Copy out every line of the listing in which "youtube" appears.

● DATASET CONTENT:
◇ ◇ ◇ ◇ ◇ ◇ ◇

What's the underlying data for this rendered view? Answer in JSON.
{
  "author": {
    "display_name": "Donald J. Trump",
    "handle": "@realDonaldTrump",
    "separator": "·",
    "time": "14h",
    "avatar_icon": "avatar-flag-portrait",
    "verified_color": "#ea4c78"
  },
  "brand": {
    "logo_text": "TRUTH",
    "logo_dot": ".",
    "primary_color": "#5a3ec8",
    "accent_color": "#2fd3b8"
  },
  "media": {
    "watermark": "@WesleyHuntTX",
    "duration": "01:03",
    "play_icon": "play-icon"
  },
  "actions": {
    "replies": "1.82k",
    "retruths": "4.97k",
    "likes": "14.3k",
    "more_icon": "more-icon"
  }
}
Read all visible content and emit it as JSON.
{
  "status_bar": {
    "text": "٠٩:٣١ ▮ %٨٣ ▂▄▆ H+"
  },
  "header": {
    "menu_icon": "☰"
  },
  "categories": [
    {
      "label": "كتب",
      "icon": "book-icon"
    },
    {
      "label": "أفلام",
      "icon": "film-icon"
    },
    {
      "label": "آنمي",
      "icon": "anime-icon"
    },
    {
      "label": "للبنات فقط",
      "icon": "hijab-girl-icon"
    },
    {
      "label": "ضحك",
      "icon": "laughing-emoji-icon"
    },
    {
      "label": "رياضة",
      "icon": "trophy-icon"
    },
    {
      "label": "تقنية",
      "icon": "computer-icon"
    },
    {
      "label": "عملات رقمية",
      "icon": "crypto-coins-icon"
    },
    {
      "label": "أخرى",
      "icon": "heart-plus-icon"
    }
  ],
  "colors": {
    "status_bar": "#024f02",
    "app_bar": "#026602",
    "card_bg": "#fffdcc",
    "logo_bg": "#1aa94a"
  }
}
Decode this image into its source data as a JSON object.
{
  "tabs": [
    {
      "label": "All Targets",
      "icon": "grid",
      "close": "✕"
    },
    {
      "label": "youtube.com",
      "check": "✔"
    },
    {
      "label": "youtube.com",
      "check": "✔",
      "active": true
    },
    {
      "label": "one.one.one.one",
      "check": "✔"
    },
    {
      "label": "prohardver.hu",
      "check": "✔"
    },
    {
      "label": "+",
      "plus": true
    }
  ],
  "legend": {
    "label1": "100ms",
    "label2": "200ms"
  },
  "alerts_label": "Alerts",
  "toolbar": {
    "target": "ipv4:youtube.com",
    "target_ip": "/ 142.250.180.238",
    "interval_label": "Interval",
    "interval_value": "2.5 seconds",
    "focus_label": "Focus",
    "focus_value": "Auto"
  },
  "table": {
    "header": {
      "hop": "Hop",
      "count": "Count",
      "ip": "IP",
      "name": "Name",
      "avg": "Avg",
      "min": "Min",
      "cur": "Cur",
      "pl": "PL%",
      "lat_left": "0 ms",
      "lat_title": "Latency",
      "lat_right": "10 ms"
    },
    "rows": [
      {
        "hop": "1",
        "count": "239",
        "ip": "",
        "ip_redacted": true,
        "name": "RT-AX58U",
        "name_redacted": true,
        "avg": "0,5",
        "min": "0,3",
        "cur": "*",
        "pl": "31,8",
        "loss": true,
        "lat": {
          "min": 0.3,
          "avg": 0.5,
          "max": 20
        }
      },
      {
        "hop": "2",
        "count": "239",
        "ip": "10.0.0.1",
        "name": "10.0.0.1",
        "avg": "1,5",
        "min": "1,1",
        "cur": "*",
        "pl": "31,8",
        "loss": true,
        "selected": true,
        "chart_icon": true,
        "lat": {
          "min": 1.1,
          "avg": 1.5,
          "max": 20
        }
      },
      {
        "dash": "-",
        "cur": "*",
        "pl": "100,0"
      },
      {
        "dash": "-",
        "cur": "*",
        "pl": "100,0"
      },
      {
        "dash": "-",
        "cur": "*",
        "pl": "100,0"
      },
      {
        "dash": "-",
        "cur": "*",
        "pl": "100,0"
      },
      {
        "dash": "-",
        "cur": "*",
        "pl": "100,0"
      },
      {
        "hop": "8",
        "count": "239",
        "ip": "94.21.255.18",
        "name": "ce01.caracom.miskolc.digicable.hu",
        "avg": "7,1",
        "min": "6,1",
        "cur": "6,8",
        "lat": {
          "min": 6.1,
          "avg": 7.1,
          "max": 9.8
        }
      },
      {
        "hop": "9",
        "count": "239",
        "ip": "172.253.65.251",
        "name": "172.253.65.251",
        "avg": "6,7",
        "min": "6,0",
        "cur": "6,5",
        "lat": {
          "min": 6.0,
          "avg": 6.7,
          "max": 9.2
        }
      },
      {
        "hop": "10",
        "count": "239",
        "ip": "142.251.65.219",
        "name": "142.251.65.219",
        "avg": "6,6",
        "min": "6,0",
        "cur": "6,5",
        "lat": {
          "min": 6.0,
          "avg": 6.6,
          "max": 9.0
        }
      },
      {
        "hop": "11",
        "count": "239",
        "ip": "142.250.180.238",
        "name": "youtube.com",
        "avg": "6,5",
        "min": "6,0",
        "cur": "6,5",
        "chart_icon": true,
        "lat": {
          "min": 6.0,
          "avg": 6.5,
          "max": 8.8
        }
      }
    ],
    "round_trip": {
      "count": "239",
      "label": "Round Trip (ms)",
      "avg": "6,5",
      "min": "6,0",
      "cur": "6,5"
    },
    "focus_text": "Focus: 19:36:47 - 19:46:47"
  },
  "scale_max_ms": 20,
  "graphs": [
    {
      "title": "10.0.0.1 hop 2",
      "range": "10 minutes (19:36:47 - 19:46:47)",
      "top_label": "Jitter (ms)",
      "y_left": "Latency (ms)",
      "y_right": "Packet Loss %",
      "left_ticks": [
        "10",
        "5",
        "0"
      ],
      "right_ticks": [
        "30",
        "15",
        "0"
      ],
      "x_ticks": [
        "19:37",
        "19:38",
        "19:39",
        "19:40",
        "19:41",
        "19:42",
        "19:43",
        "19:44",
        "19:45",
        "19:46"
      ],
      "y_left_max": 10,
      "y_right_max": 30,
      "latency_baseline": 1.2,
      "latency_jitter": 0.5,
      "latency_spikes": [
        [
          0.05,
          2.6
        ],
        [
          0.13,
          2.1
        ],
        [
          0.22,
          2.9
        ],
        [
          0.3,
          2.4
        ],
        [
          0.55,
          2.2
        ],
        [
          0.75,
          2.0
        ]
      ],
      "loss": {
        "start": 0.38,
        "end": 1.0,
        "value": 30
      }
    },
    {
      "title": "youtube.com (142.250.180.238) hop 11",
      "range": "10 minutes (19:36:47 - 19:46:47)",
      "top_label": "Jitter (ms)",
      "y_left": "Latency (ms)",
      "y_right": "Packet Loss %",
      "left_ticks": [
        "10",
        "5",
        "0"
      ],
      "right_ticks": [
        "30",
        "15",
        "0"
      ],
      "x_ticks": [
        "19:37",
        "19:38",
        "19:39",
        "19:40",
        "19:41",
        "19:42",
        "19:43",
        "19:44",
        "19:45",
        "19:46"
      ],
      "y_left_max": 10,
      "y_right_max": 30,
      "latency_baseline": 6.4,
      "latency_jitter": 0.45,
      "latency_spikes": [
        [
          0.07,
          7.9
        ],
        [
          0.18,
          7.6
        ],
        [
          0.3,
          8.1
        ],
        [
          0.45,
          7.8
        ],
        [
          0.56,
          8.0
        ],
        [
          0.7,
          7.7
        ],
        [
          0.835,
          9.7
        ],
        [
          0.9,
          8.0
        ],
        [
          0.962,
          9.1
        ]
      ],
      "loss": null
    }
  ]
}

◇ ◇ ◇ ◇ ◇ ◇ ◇

● PROBLEM SOLUTION:
      "label": "youtube.com",
      "label": "youtube.com",
    "target": "ipv4:youtube.com",
        "name": "youtube.com",
      "title": "youtube.com (142.250.180.238) hop 11",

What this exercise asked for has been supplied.